_Problem description_. Count how many lines in the data below include "Varna". Answer with the number only.

Stored dataset items:
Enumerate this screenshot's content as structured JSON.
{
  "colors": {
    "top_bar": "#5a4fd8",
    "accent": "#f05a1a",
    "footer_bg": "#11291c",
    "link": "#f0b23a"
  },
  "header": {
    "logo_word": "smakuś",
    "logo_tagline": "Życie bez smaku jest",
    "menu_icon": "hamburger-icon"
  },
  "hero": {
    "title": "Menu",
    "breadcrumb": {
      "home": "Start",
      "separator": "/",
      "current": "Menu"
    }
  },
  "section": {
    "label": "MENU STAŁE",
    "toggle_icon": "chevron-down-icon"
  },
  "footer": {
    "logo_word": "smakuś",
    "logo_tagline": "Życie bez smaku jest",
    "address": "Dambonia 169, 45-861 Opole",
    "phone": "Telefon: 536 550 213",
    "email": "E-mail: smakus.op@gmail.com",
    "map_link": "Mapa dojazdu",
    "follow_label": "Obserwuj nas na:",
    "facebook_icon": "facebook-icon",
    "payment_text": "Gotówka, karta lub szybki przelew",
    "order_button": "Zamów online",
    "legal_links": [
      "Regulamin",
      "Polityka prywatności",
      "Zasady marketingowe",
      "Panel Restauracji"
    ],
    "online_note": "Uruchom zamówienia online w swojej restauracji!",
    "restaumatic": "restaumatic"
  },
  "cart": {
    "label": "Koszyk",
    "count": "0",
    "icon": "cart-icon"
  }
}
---
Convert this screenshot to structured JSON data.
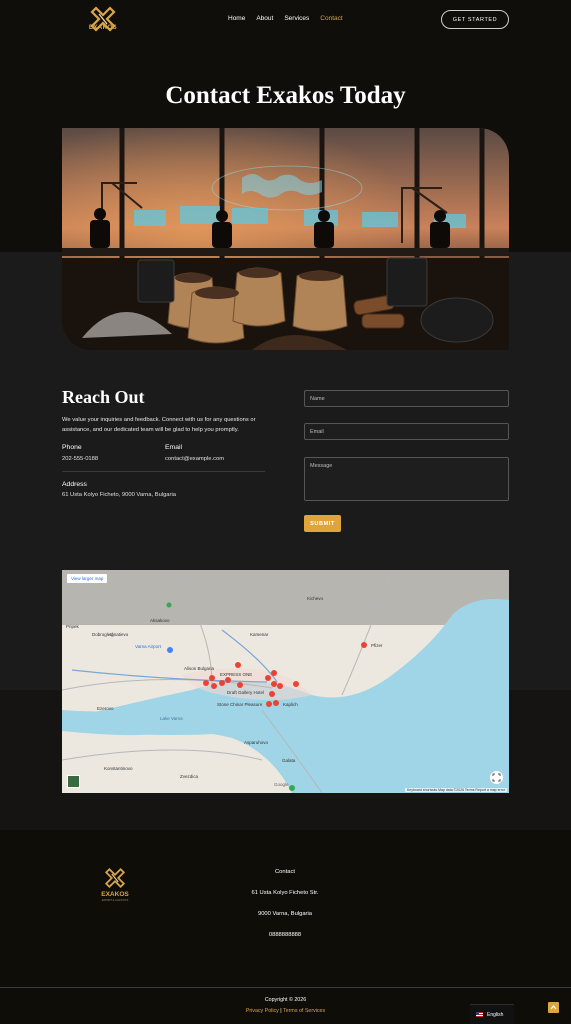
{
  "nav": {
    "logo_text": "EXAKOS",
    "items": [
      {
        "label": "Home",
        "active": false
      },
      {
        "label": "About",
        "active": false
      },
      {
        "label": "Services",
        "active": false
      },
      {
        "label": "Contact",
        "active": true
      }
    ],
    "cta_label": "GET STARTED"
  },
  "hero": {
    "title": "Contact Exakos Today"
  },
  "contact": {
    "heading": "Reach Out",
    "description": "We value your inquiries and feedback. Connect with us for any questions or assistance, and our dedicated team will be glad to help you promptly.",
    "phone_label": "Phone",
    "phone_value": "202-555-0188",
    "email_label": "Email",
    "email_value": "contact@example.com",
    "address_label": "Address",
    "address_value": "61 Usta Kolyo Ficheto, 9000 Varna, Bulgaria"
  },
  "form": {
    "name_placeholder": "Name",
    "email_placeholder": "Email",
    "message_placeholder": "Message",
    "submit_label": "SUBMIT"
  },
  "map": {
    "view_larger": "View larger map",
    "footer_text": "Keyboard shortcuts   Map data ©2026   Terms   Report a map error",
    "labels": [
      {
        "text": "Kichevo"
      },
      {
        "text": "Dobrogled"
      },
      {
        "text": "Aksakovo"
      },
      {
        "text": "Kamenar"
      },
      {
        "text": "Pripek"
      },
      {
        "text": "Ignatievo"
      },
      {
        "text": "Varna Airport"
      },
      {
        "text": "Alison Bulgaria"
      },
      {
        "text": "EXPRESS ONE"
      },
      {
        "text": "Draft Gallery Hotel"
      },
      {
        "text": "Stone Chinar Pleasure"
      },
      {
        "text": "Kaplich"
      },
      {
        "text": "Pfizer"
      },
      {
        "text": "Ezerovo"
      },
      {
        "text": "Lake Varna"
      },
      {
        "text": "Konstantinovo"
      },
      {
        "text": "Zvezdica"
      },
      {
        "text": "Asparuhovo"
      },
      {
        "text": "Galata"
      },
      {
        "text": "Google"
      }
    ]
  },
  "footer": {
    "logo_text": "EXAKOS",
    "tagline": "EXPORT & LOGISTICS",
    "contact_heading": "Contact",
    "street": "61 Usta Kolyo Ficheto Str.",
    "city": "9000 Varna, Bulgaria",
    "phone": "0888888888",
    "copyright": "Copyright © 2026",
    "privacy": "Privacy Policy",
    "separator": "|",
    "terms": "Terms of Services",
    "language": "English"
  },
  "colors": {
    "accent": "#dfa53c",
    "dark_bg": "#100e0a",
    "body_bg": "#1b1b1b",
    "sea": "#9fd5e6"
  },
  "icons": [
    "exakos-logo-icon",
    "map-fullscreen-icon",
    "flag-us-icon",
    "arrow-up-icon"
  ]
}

_Result_. 4